I am a bit lost at the moment as to where I am, because I am daily go through all the movements and deciding this, that and the other thing, and once we get through it a little bit further I'll be able to look back through the wreckage and see what's really been happening!

Was there something you learned from the experience of BRAZIL that is being applied here?

Well, I just learned again how complicated doing that sort of thing is, and how much time it takes, and I learned that one should never do it again! And foolishly I'm doing it again! I'm convinced that I'm a real fool, I never learn the really important lessons. It's very strange. I have this ability to kid myself, to convince myself that this time it's going to be different and easy and we'll learn from past mistakes and organize it this way, and the reality is it never changes. It stays the same.

We're arranging this thing strangely enough with less planning than we had on BRAZIL, for a variety of reasons. And it's a much more complicated film, so I really don't know what's going to happen at the end. But I have a feeling that something's going to give in, and I'm not sure what it is. What happened was, we were very late in getting all of the money together. We thought we would be underway months ago with all the money, and it didn't happen. A lot of things have been delayed that should have started 20 weeks ago. So we suddenly find ourselves back in the same position as doing one's first film all over again with the same mistakes.

Is your cast settled?

Yes, that's all done. The Baron is played by John Neville, John has basically been running the Stratford Ontario Shakespeare Festival for the last couple of years. He's an English actor who went to Canada in 71 and has basically been working in provincial theatre, building up these theatre companies, and really hasn't been seen much in films for a long time. And there's an 8-year-old Canadian girl named Sarah Polley who is playing Sally, the girl. Jonathan Pryce is in this, Eric Idle.

Is Michael Palin in this as well?

We're negotiating with Michael at the moment; if his price comes down he'll be in it! But if he continues on his approach of ultimate greed I'm afraid we can't work with people like that! He's gotten far too expensive for the kinds of films we make. We're in a funny, strange situation — it's like negotiating with yourself. But Mike I'm sure will end up in it.

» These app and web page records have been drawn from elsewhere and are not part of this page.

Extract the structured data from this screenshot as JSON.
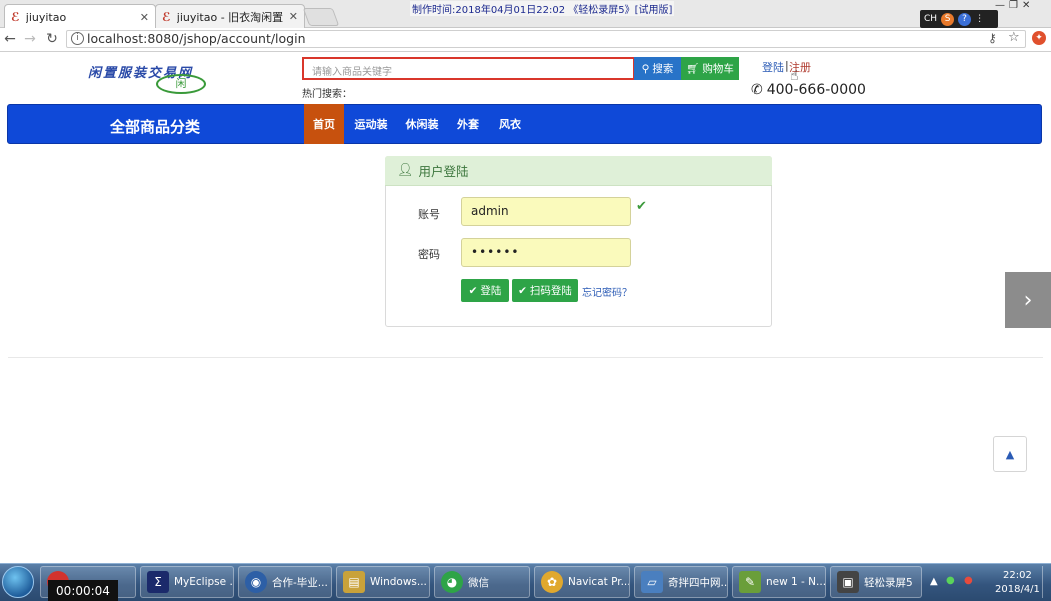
{
  "browser": {
    "tabs": [
      {
        "label": "jiuyitao",
        "close": "✕"
      },
      {
        "label": "jiuyitao - 旧衣淘闲置交易",
        "close": "✕"
      }
    ],
    "recording_banner": "制作时间:2018年04月01日22:02 《轻松录屏5》[试用版]",
    "url": "localhost:8080/jshop/account/login",
    "capture_tray": {
      "lang": "CH"
    }
  },
  "header": {
    "logo_text": "闲置服装交易网",
    "logo_badge": "闲",
    "search_placeholder": "请输入商品关键字",
    "search_label": "搜索",
    "cart_label": "购物车",
    "hot_search": "热门搜索：",
    "login_link": "登陆",
    "separator": "|",
    "register_link": "注册",
    "phone": "400-666-0000"
  },
  "nav": {
    "all_categories": "全部商品分类",
    "items": [
      "首页",
      "运动装",
      "休闲装",
      "外套",
      "风衣"
    ],
    "active_index": 0
  },
  "login": {
    "panel_title": "用户登陆",
    "account_label": "账号",
    "account_value": "admin",
    "password_label": "密码",
    "password_value": "••••••",
    "login_button": "登陆",
    "qr_login_button": "扫码登陆",
    "forgot": "忘记密码？"
  },
  "taskbar": {
    "timer": "00:00:04",
    "tasks": [
      {
        "label": "MyEclipse ...",
        "color": "#1b2a6b"
      },
      {
        "label": "合作-毕业...",
        "color": "#2d5fa6"
      },
      {
        "label": "Windows...",
        "color": "#c9a23a"
      },
      {
        "label": "微信",
        "color": "#2ea447"
      },
      {
        "label": "Navicat Pr...",
        "color": "#e0a82e"
      },
      {
        "label": "奇拌四中网...",
        "color": "#4a7fbf"
      },
      {
        "label": "new 1 - N...",
        "color": "#6a9e3a"
      },
      {
        "label": "轻松录屏5",
        "color": "#444"
      }
    ],
    "clock_time": "22:02",
    "clock_date": "2018/4/1"
  },
  "colors": {
    "nav_blue": "#0f49d8",
    "nav_active": "#c7510e",
    "green_button": "#2ea447",
    "search_border": "#d9362b",
    "input_fill": "#fafabc"
  }
}
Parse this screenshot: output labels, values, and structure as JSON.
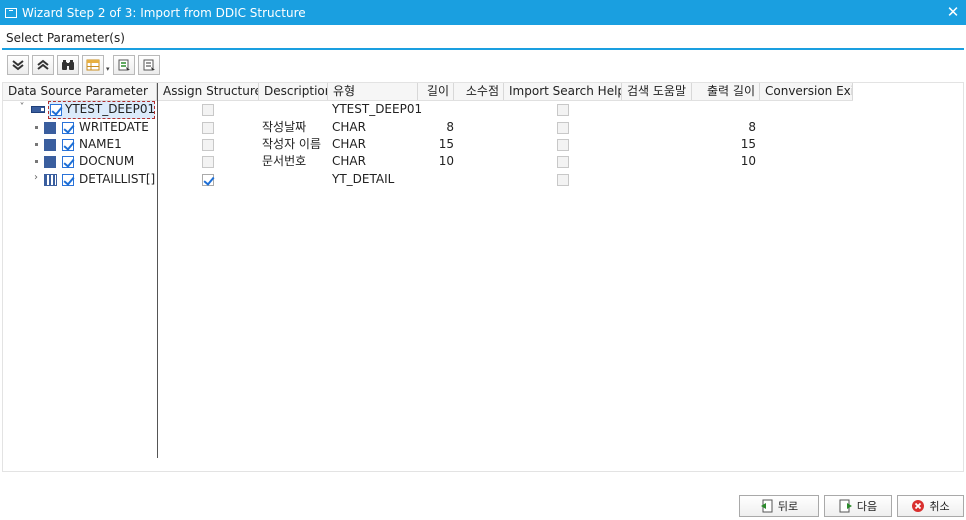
{
  "window": {
    "title": "Wizard Step 2 of 3: Import from DDIC Structure",
    "close_glyph": "✕"
  },
  "section": {
    "label": "Select Parameter(s)"
  },
  "toolbar": {
    "icons": [
      "expand-all-icon",
      "collapse-all-icon",
      "find-icon",
      "layout-icon",
      "select-all-icon",
      "deselect-all-icon"
    ]
  },
  "table": {
    "headers": {
      "param": "Data Source Parameter",
      "assign": "Assign Structure",
      "desc": "Description",
      "type": "유형",
      "len": "길이",
      "dec": "소수점",
      "ish": "Import Search Help",
      "sh": "검색 도움말",
      "outlen": "출력 길이",
      "conv": "Conversion Exit"
    },
    "rows": [
      {
        "name": "YTEST_DEEP01",
        "assign": false,
        "desc": "",
        "type": "YTEST_DEEP01",
        "len": "",
        "dec": "",
        "ish": false,
        "sh": "",
        "outlen": "",
        "conv": ""
      },
      {
        "name": "WRITEDATE",
        "assign": false,
        "desc": "작성날짜",
        "type": "CHAR",
        "len": "8",
        "dec": "",
        "ish": false,
        "sh": "",
        "outlen": "8",
        "conv": ""
      },
      {
        "name": "NAME1",
        "assign": false,
        "desc": "작성자 이름",
        "type": "CHAR",
        "len": "15",
        "dec": "",
        "ish": false,
        "sh": "",
        "outlen": "15",
        "conv": ""
      },
      {
        "name": "DOCNUM",
        "assign": false,
        "desc": "문서번호",
        "type": "CHAR",
        "len": "10",
        "dec": "",
        "ish": false,
        "sh": "",
        "outlen": "10",
        "conv": ""
      },
      {
        "name": "DETAILLIST[]",
        "assign": true,
        "desc": "",
        "type": "YT_DETAIL",
        "len": "",
        "dec": "",
        "ish": false,
        "sh": "",
        "outlen": "",
        "conv": ""
      }
    ]
  },
  "buttons": {
    "back": "뒤로",
    "next": "다음",
    "cancel": "취소"
  },
  "colors": {
    "titlebar": "#1A9FE0",
    "accent": "#1d6fd6",
    "cancel_icon": "#d9302f"
  }
}
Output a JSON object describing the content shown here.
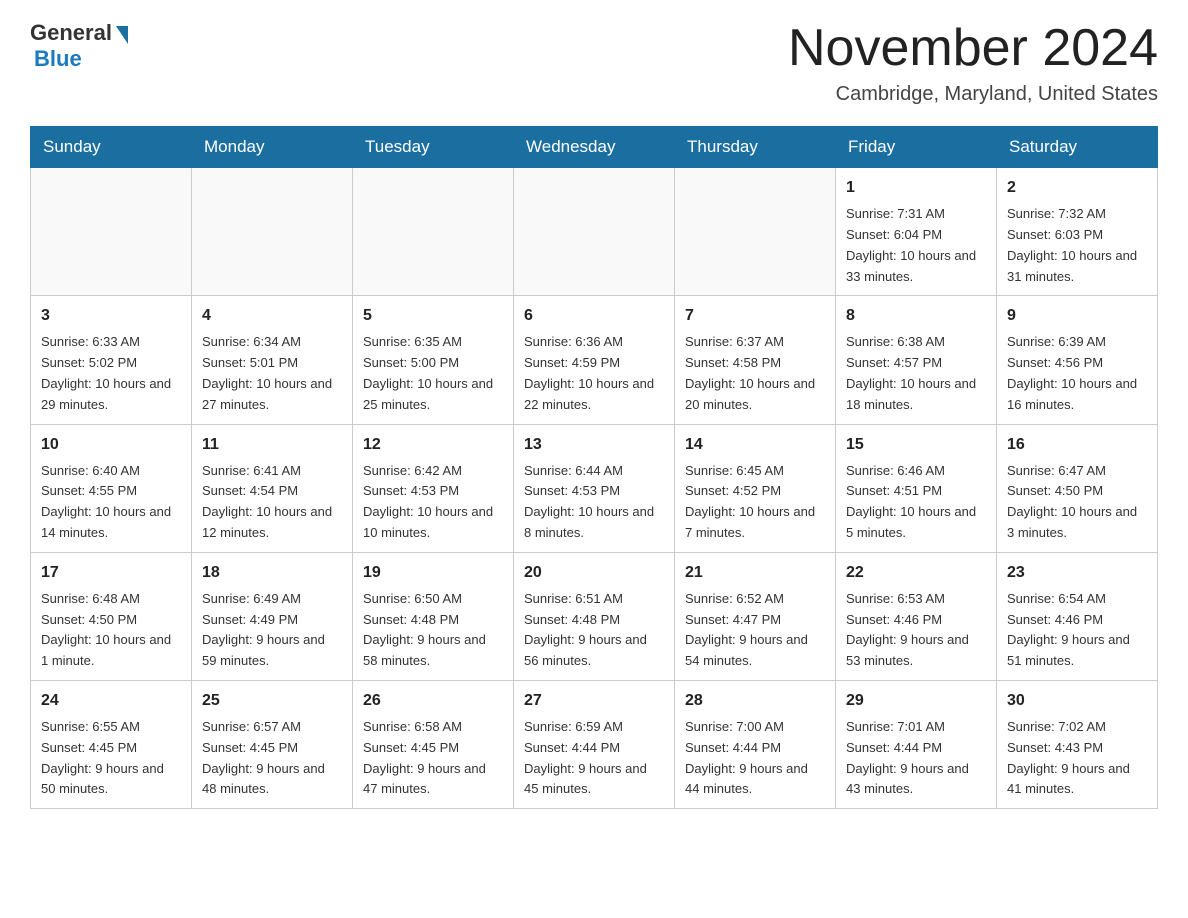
{
  "logo": {
    "general": "General",
    "blue": "Blue"
  },
  "title": {
    "month": "November 2024",
    "location": "Cambridge, Maryland, United States"
  },
  "weekdays": [
    "Sunday",
    "Monday",
    "Tuesday",
    "Wednesday",
    "Thursday",
    "Friday",
    "Saturday"
  ],
  "weeks": [
    [
      {
        "day": "",
        "info": ""
      },
      {
        "day": "",
        "info": ""
      },
      {
        "day": "",
        "info": ""
      },
      {
        "day": "",
        "info": ""
      },
      {
        "day": "",
        "info": ""
      },
      {
        "day": "1",
        "info": "Sunrise: 7:31 AM\nSunset: 6:04 PM\nDaylight: 10 hours and 33 minutes."
      },
      {
        "day": "2",
        "info": "Sunrise: 7:32 AM\nSunset: 6:03 PM\nDaylight: 10 hours and 31 minutes."
      }
    ],
    [
      {
        "day": "3",
        "info": "Sunrise: 6:33 AM\nSunset: 5:02 PM\nDaylight: 10 hours and 29 minutes."
      },
      {
        "day": "4",
        "info": "Sunrise: 6:34 AM\nSunset: 5:01 PM\nDaylight: 10 hours and 27 minutes."
      },
      {
        "day": "5",
        "info": "Sunrise: 6:35 AM\nSunset: 5:00 PM\nDaylight: 10 hours and 25 minutes."
      },
      {
        "day": "6",
        "info": "Sunrise: 6:36 AM\nSunset: 4:59 PM\nDaylight: 10 hours and 22 minutes."
      },
      {
        "day": "7",
        "info": "Sunrise: 6:37 AM\nSunset: 4:58 PM\nDaylight: 10 hours and 20 minutes."
      },
      {
        "day": "8",
        "info": "Sunrise: 6:38 AM\nSunset: 4:57 PM\nDaylight: 10 hours and 18 minutes."
      },
      {
        "day": "9",
        "info": "Sunrise: 6:39 AM\nSunset: 4:56 PM\nDaylight: 10 hours and 16 minutes."
      }
    ],
    [
      {
        "day": "10",
        "info": "Sunrise: 6:40 AM\nSunset: 4:55 PM\nDaylight: 10 hours and 14 minutes."
      },
      {
        "day": "11",
        "info": "Sunrise: 6:41 AM\nSunset: 4:54 PM\nDaylight: 10 hours and 12 minutes."
      },
      {
        "day": "12",
        "info": "Sunrise: 6:42 AM\nSunset: 4:53 PM\nDaylight: 10 hours and 10 minutes."
      },
      {
        "day": "13",
        "info": "Sunrise: 6:44 AM\nSunset: 4:53 PM\nDaylight: 10 hours and 8 minutes."
      },
      {
        "day": "14",
        "info": "Sunrise: 6:45 AM\nSunset: 4:52 PM\nDaylight: 10 hours and 7 minutes."
      },
      {
        "day": "15",
        "info": "Sunrise: 6:46 AM\nSunset: 4:51 PM\nDaylight: 10 hours and 5 minutes."
      },
      {
        "day": "16",
        "info": "Sunrise: 6:47 AM\nSunset: 4:50 PM\nDaylight: 10 hours and 3 minutes."
      }
    ],
    [
      {
        "day": "17",
        "info": "Sunrise: 6:48 AM\nSunset: 4:50 PM\nDaylight: 10 hours and 1 minute."
      },
      {
        "day": "18",
        "info": "Sunrise: 6:49 AM\nSunset: 4:49 PM\nDaylight: 9 hours and 59 minutes."
      },
      {
        "day": "19",
        "info": "Sunrise: 6:50 AM\nSunset: 4:48 PM\nDaylight: 9 hours and 58 minutes."
      },
      {
        "day": "20",
        "info": "Sunrise: 6:51 AM\nSunset: 4:48 PM\nDaylight: 9 hours and 56 minutes."
      },
      {
        "day": "21",
        "info": "Sunrise: 6:52 AM\nSunset: 4:47 PM\nDaylight: 9 hours and 54 minutes."
      },
      {
        "day": "22",
        "info": "Sunrise: 6:53 AM\nSunset: 4:46 PM\nDaylight: 9 hours and 53 minutes."
      },
      {
        "day": "23",
        "info": "Sunrise: 6:54 AM\nSunset: 4:46 PM\nDaylight: 9 hours and 51 minutes."
      }
    ],
    [
      {
        "day": "24",
        "info": "Sunrise: 6:55 AM\nSunset: 4:45 PM\nDaylight: 9 hours and 50 minutes."
      },
      {
        "day": "25",
        "info": "Sunrise: 6:57 AM\nSunset: 4:45 PM\nDaylight: 9 hours and 48 minutes."
      },
      {
        "day": "26",
        "info": "Sunrise: 6:58 AM\nSunset: 4:45 PM\nDaylight: 9 hours and 47 minutes."
      },
      {
        "day": "27",
        "info": "Sunrise: 6:59 AM\nSunset: 4:44 PM\nDaylight: 9 hours and 45 minutes."
      },
      {
        "day": "28",
        "info": "Sunrise: 7:00 AM\nSunset: 4:44 PM\nDaylight: 9 hours and 44 minutes."
      },
      {
        "day": "29",
        "info": "Sunrise: 7:01 AM\nSunset: 4:44 PM\nDaylight: 9 hours and 43 minutes."
      },
      {
        "day": "30",
        "info": "Sunrise: 7:02 AM\nSunset: 4:43 PM\nDaylight: 9 hours and 41 minutes."
      }
    ]
  ]
}
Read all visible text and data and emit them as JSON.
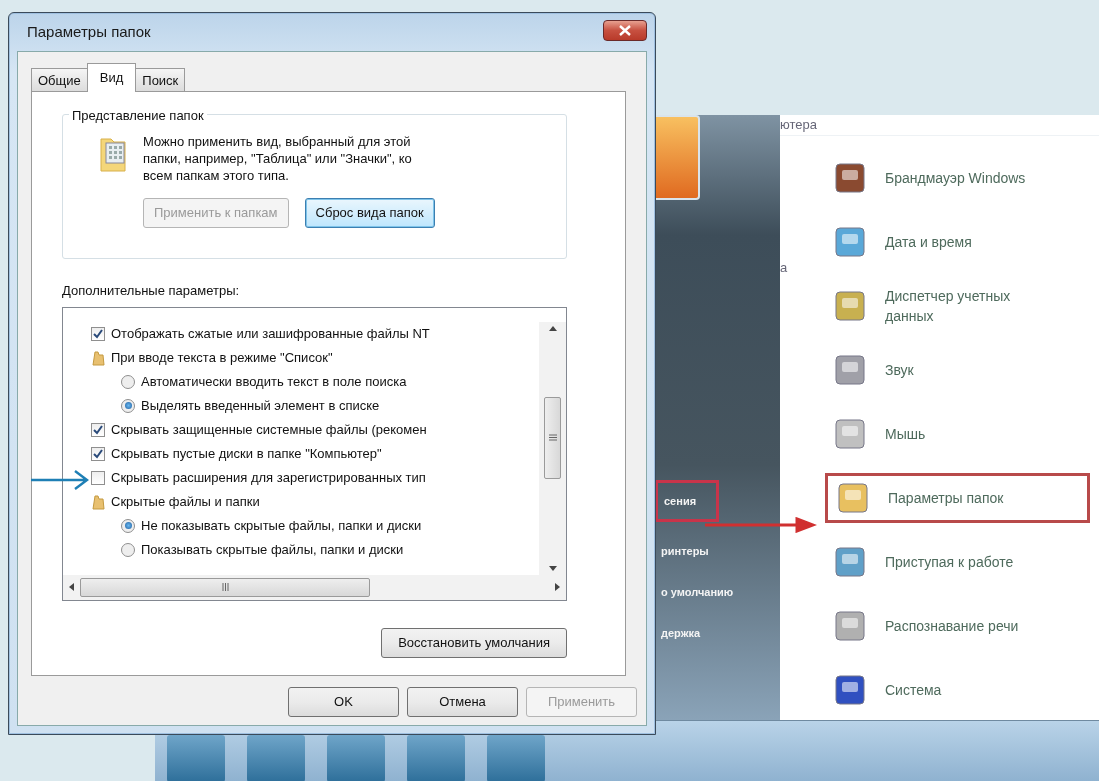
{
  "dialog": {
    "title": "Параметры папок",
    "tabs": [
      {
        "label": "Общие",
        "selected": false
      },
      {
        "label": "Вид",
        "selected": true
      },
      {
        "label": "Поиск",
        "selected": false
      }
    ],
    "folder_views": {
      "legend": "Представление папок",
      "description": "Можно применить вид, выбранный для этой папки, например, \"Таблица\" или \"Значки\", ко всем папкам этого типа.",
      "buttons": [
        {
          "label": "Применить к папкам",
          "disabled": true,
          "focused": false
        },
        {
          "label": "Сброс вида папок",
          "disabled": false,
          "focused": true
        }
      ]
    },
    "advanced": {
      "label": "Дополнительные параметры:",
      "items": [
        {
          "kind": "checkbox",
          "text": "Отображать сжатые или зашифрованные файлы NT",
          "checked": true,
          "pointed": false
        },
        {
          "kind": "folder",
          "text": "При вводе текста в режиме \"Список\"",
          "children": [
            {
              "kind": "radio",
              "text": "Автоматически вводить текст в поле поиска",
              "selected": false
            },
            {
              "kind": "radio",
              "text": "Выделять введенный элемент в списке",
              "selected": true
            }
          ]
        },
        {
          "kind": "checkbox",
          "text": "Скрывать защищенные системные файлы (рекомен",
          "checked": true,
          "pointed": false
        },
        {
          "kind": "checkbox",
          "text": "Скрывать пустые диски в папке \"Компьютер\"",
          "checked": true,
          "pointed": false
        },
        {
          "kind": "checkbox",
          "text": "Скрывать расширения для зарегистрированных тип",
          "checked": false,
          "pointed": true
        },
        {
          "kind": "folder",
          "text": "Скрытые файлы и папки",
          "children": [
            {
              "kind": "radio",
              "text": "Не показывать скрытые файлы, папки и диски",
              "selected": true
            },
            {
              "kind": "radio",
              "text": "Показывать скрытые файлы, папки и диски",
              "selected": false
            }
          ]
        }
      ],
      "restore_button": "Восстановить умолчания"
    },
    "buttons": [
      {
        "label": "OK",
        "disabled": false
      },
      {
        "label": "Отмена",
        "disabled": false
      },
      {
        "label": "Применить",
        "disabled": true
      }
    ]
  },
  "control_panel": {
    "header": "ютера",
    "column_text": "а",
    "sidebar": [
      {
        "text": "сения",
        "highlighted": true
      },
      {
        "text": "ринтеры",
        "highlighted": false
      },
      {
        "text": "о умолчанию",
        "highlighted": false
      },
      {
        "text": "держка",
        "highlighted": false
      }
    ],
    "items": [
      {
        "text": "Брандмауэр Windows",
        "highlighted": false
      },
      {
        "text": "Дата и время",
        "highlighted": false
      },
      {
        "text": "Диспетчер учетных данных",
        "highlighted": false
      },
      {
        "text": "Звук",
        "highlighted": false
      },
      {
        "text": "Мышь",
        "highlighted": false
      },
      {
        "text": "Параметры папок",
        "highlighted": true
      },
      {
        "text": "Приступая к работе",
        "highlighted": false
      },
      {
        "text": "Распознавание речи",
        "highlighted": false
      },
      {
        "text": "Система",
        "highlighted": false
      }
    ]
  }
}
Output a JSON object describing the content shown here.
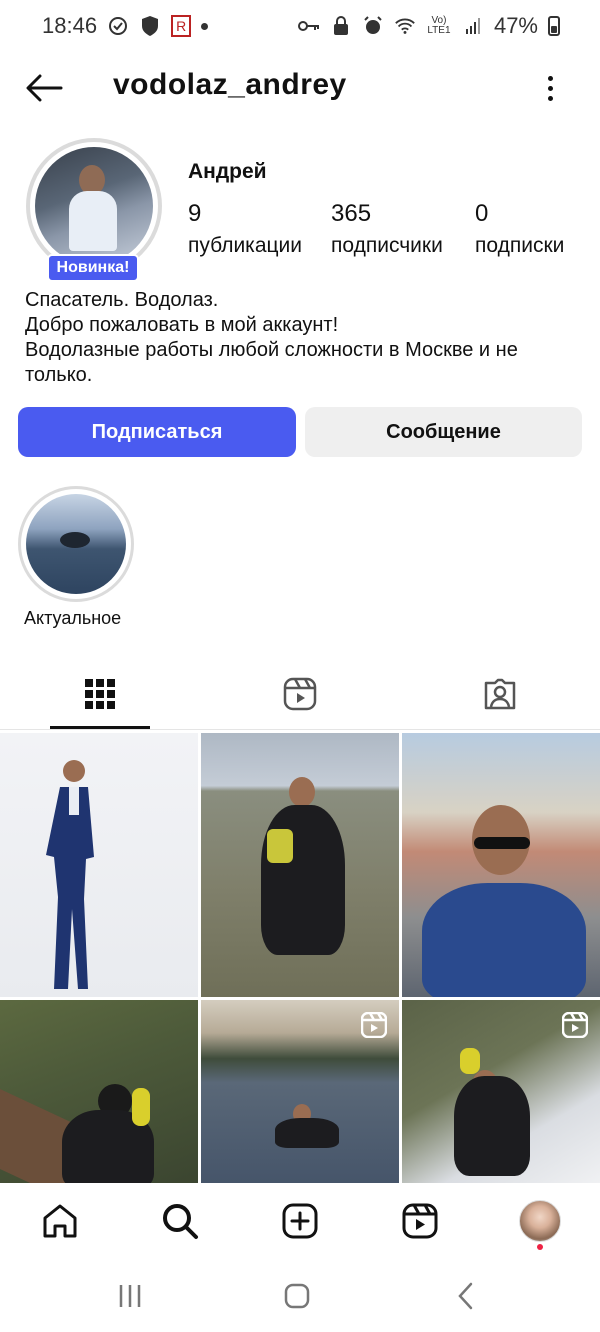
{
  "status_bar": {
    "time": "18:46",
    "battery": "47%",
    "network_label": "Vo) LTE1"
  },
  "header": {
    "username": "vodolaz_andrey"
  },
  "profile": {
    "display_name": "Андрей",
    "new_badge": "Новинка!",
    "stats": {
      "posts_count": "9",
      "posts_label": "публикации",
      "followers_count": "365",
      "followers_label": "подписчики",
      "following_count": "0",
      "following_label": "подписки"
    },
    "bio": [
      "Спасатель. Водолаз.",
      "Добро пожаловать в мой аккаунт!",
      "Водолазные работы любой сложности в Москве и не",
      "только."
    ]
  },
  "actions": {
    "follow_label": "Подписаться",
    "message_label": "Сообщение"
  },
  "highlights": [
    {
      "label": "Актуальное"
    }
  ],
  "tabs": [
    {
      "icon": "grid-icon",
      "selected": true
    },
    {
      "icon": "reels-icon",
      "selected": false
    },
    {
      "icon": "tagged-icon",
      "selected": false
    }
  ],
  "grid_posts": [
    {
      "subject": "man in blue suit",
      "is_reel": false
    },
    {
      "subject": "diver standing in lake",
      "is_reel": false
    },
    {
      "subject": "man with sunglasses on street",
      "is_reel": false
    },
    {
      "subject": "diver at pier",
      "is_reel": false
    },
    {
      "subject": "diver swimming in lake",
      "is_reel": true
    },
    {
      "subject": "diver on snowy bank",
      "is_reel": true
    }
  ],
  "bottom_nav": [
    "home-icon",
    "search-icon",
    "create-icon",
    "reels-icon",
    "profile-avatar"
  ],
  "colors": {
    "accent": "#4a5bf0",
    "secondary_button": "#efefef",
    "notification_dot": "#ee2244"
  }
}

There's an American girl named Uma Thurman playing Venus. A lot of the others are the same sort of people we've worked with in the past. It's a really good mix, not a lot of big names, but Sean Connery is playing the King of the Moon. What it is, it's a bit of an anthology of everything I've done before, fathering the same gang together that made previous films.

For Related Articles on THE ADVENTURES OF BARON MUNCHAUSEN by David Morgan:

  • "The Mad Adventures Of Terry Gilliam" — On Location at Cinecitta (Sight & Sound Magazine, Autumn 1988)

  • The "Real" Baron — What do you do if you embezzle from royalty and flee the country? You write a book about a Baron who tells bigger lies than you do

  • Script Development — Analysis of Gilliam and McKeown's screenplay

  • "Shout For Your City!" — Even cities under siege need bureaucrats

  • Interview With Eric Idle — The fellow Python talks on the set about surviving a Gilliam shoot

  • Composer Michael Kamen on MUNCHAUSEN (1998)

  • Publicity — How do you sell a film about a character no one in the States had ever heard of?

  • Market Research — Audiences at test screenings gave their verdict: What happened to Sting?

  • Litigation — Losing millions of dollars at the box office is no guard against people suing

  • Essay — Cover notes for the Criterion Collection's 1992 special edition laserdisc

    copyright 1987, 2009 by David Morgan
    All rights reserved.